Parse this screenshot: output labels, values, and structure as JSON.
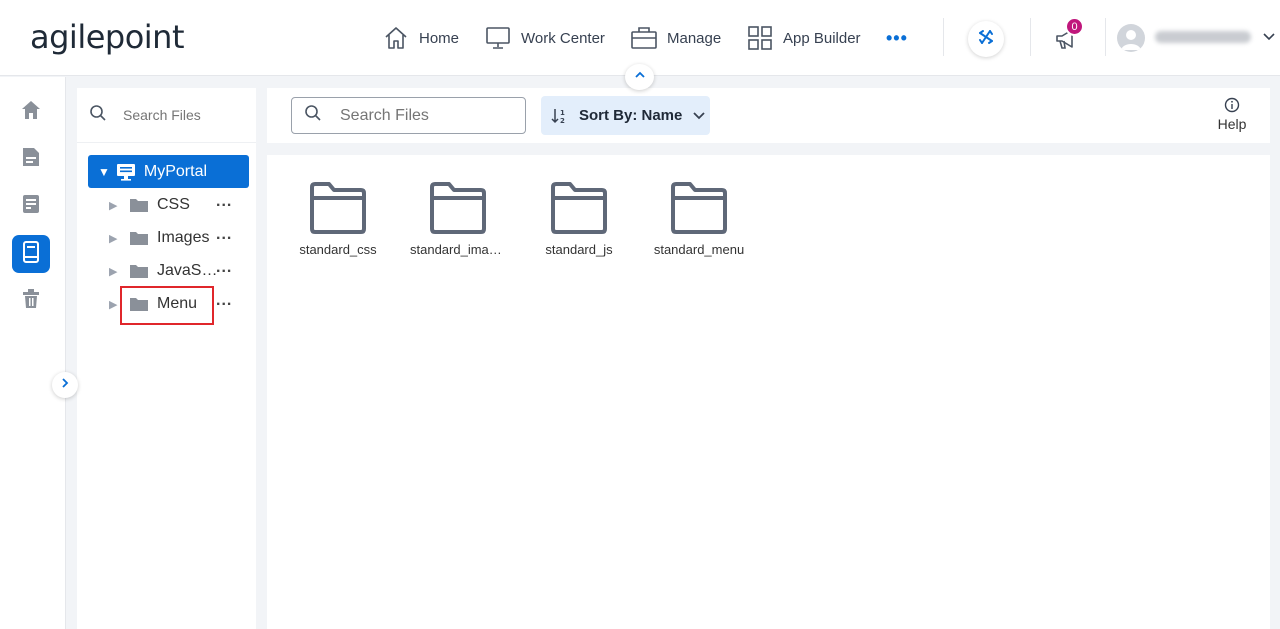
{
  "brand": {
    "logo_text": "agilepoint"
  },
  "nav": {
    "home": "Home",
    "work_center": "Work Center",
    "manage": "Manage",
    "app_builder": "App Builder",
    "more": "•••"
  },
  "notifications": {
    "count": "0"
  },
  "user": {
    "name": ""
  },
  "tree": {
    "search_placeholder": "Search Files",
    "root": "MyPortal",
    "items": [
      {
        "label": "CSS",
        "more": "..."
      },
      {
        "label": "Images",
        "more": "..."
      },
      {
        "label": "JavaScript",
        "more": "..."
      },
      {
        "label": "Menu",
        "more": "..."
      }
    ]
  },
  "toolbar": {
    "search_placeholder": "Search Files",
    "sort_label": "Sort By: Name",
    "help_label": "Help"
  },
  "files": [
    {
      "name": "standard_css"
    },
    {
      "name": "standard_images"
    },
    {
      "name": "standard_js"
    },
    {
      "name": "standard_menu"
    }
  ],
  "colors": {
    "accent": "#0a6fd6",
    "badge": "#c0177c",
    "highlight": "#e0262b"
  }
}
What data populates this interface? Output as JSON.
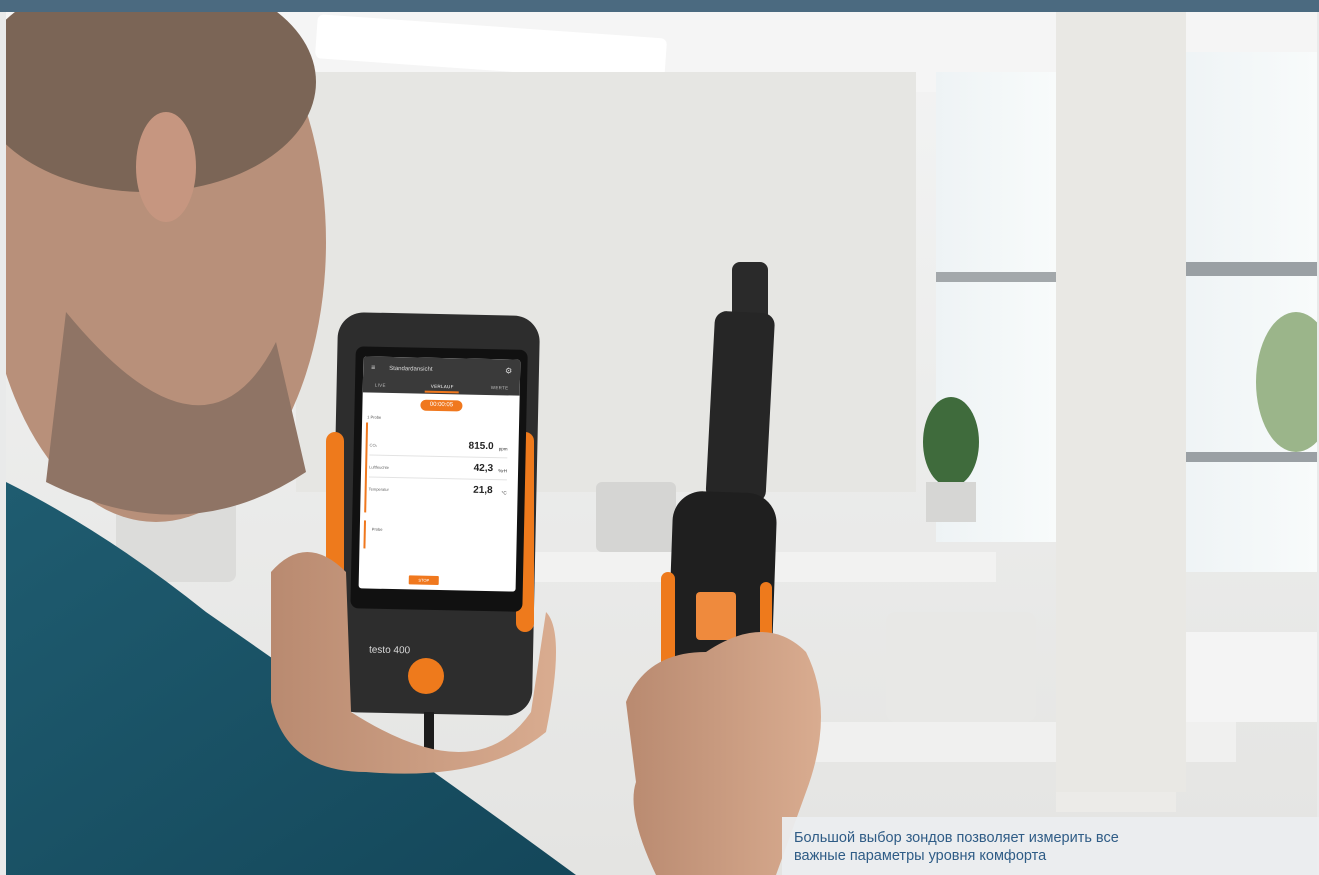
{
  "photo": {
    "description_label": "testo 400 handheld measuring instrument with probe in office"
  },
  "device": {
    "brand_label": "testo 400",
    "screen": {
      "title": "Standardansicht",
      "tabs": [
        "LIVE",
        "VERLAUF",
        "WERTE"
      ],
      "timer": "00:00:05",
      "probe1_label": "1 Probe",
      "readings": [
        {
          "label": "CO₂",
          "value": "815.0",
          "unit": "ppm"
        },
        {
          "label": "Luftfeuchte",
          "value": "42,3",
          "unit": "%rH"
        },
        {
          "label": "Temperatur",
          "value": "21,8",
          "unit": "°C"
        }
      ],
      "probe2_label": "Probe",
      "stop_label": "STOP"
    }
  },
  "caption": {
    "line1": "Большой выбор зондов позволяет измерить все",
    "line2": "важные параметры уровня комфорта"
  },
  "colors": {
    "top_bar": "#4b6a80",
    "accent_orange": "#f0781e",
    "caption_text": "#2f5c86"
  }
}
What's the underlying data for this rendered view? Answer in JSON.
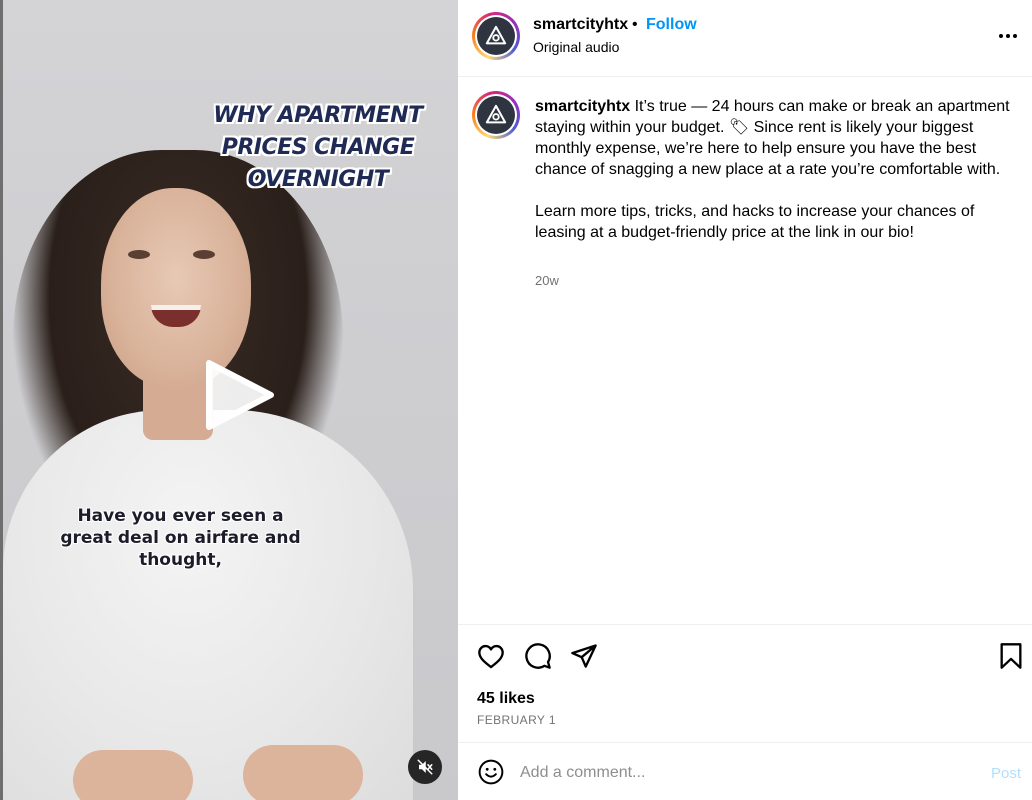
{
  "video": {
    "title_lines": [
      "WHY APARTMENT",
      "PRICES CHANGE",
      "OVERNIGHT"
    ],
    "caption_lines": [
      "Have you ever seen a",
      "great deal on airfare and",
      "thought,"
    ]
  },
  "header": {
    "username": "smartcityhtx",
    "separator": "•",
    "follow_label": "Follow",
    "audio_label": "Original audio"
  },
  "caption": {
    "username": "smartcityhtx",
    "paragraph_1": "It’s true — 24 hours can make or break an apartment staying within your budget. 🏷 Since rent is likely your biggest monthly expense, we’re here to help ensure you have the best chance of snagging a new place at a rate you’re comfortable with.",
    "paragraph_2": "Learn more tips, tricks, and hacks to increase your chances of leasing at a budget-friendly price at the link in our bio!",
    "time_ago": "20w"
  },
  "stats": {
    "likes": "45 likes",
    "date": "FEBRUARY 1"
  },
  "comment": {
    "placeholder": "Add a comment...",
    "post_label": "Post"
  },
  "colors": {
    "accent": "#0095f6",
    "post_disabled": "#b2dffc",
    "muted_text": "#737373",
    "title_text": "#1f2a55"
  },
  "icons": {
    "like": "heart-icon",
    "comment": "comment-icon",
    "share": "send-icon",
    "save": "bookmark-icon",
    "more": "more-dots-icon",
    "emoji": "emoji-icon",
    "play": "play-icon",
    "mute": "muted-speaker-icon"
  }
}
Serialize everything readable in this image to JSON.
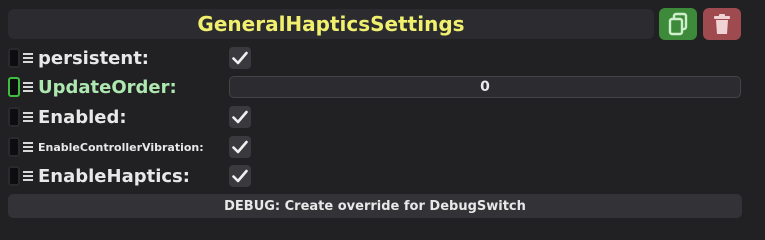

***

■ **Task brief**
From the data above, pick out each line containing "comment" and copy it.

■ **Output for this exercise**
  "comment": {
    "placeholder": "Add a comment...",
    "comment": "comment-icon",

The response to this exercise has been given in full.